- **How to complete this task**
Exclude the pictures and reproduce the remaining data exactly as written.

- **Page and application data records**
=====
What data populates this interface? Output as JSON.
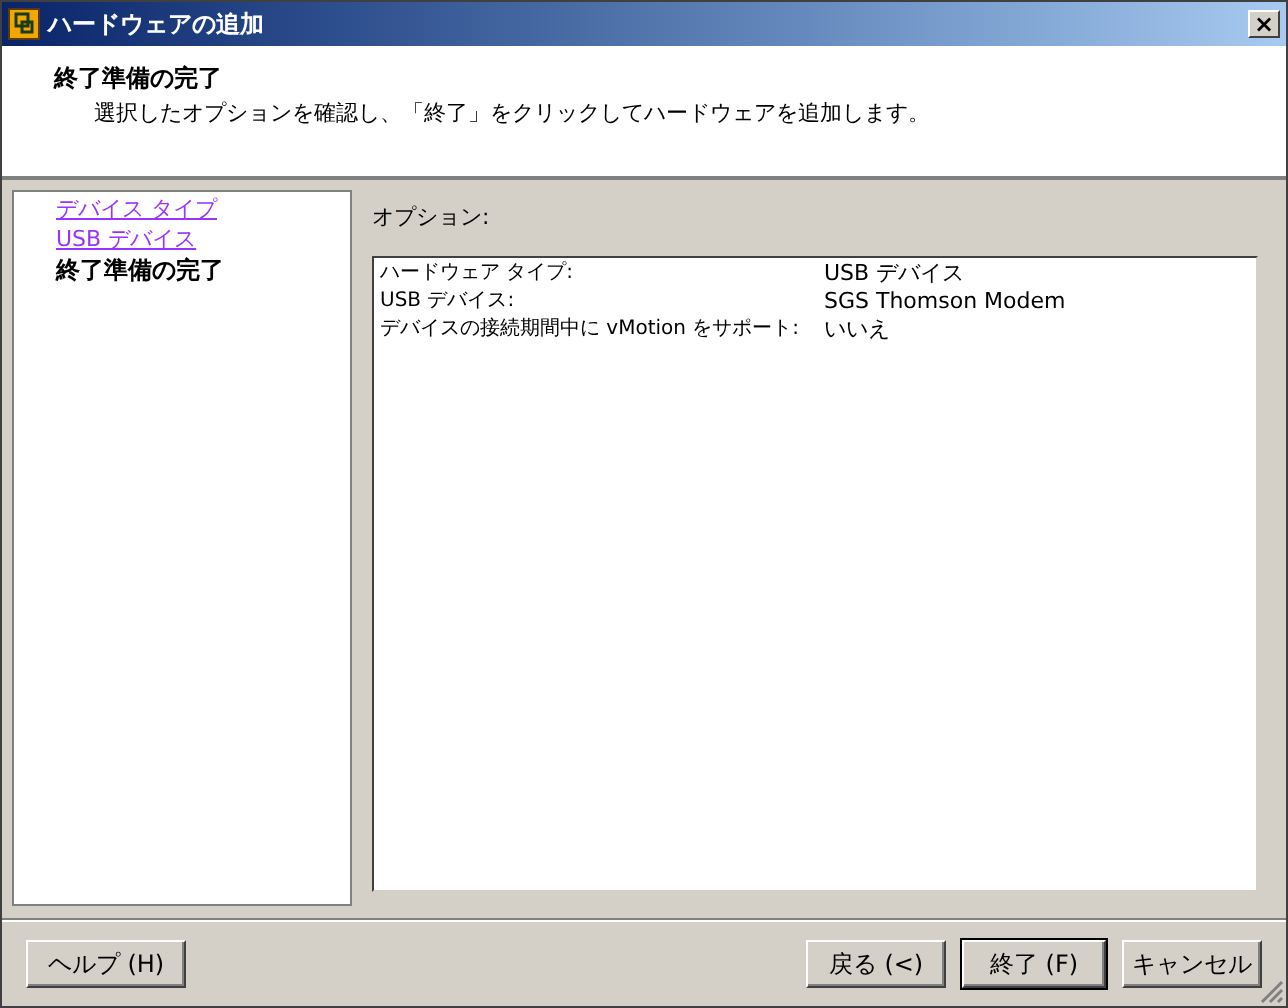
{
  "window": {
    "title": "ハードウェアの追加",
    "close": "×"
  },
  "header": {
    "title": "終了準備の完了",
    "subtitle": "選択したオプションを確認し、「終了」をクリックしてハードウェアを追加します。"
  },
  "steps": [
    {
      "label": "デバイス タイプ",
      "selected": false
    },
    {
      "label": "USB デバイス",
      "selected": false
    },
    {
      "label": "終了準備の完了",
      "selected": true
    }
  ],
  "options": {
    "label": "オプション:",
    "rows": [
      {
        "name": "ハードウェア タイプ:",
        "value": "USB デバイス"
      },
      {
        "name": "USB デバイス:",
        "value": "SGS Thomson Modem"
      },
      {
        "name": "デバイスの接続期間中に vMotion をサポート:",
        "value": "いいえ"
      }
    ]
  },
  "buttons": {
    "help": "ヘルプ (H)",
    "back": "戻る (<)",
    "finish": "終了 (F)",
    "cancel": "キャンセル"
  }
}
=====
- **Solution to this task**
What data populates this interface? Output as JSON.
{
  "window": {
    "title": "ハードウェアの追加",
    "close": "×"
  },
  "header": {
    "title": "終了準備の完了",
    "subtitle": "選択したオプションを確認し、「終了」をクリックしてハードウェアを追加します。"
  },
  "steps": [
    {
      "label": "デバイス タイプ",
      "selected": false
    },
    {
      "label": "USB デバイス",
      "selected": false
    },
    {
      "label": "終了準備の完了",
      "selected": true
    }
  ],
  "options": {
    "label": "オプション:",
    "rows": [
      {
        "name": "ハードウェア タイプ:",
        "value": "USB デバイス"
      },
      {
        "name": "USB デバイス:",
        "value": "SGS Thomson Modem"
      },
      {
        "name": "デバイスの接続期間中に vMotion をサポート:",
        "value": "いいえ"
      }
    ]
  },
  "buttons": {
    "help": "ヘルプ (H)",
    "back": "戻る (<)",
    "finish": "終了 (F)",
    "cancel": "キャンセル"
  }
}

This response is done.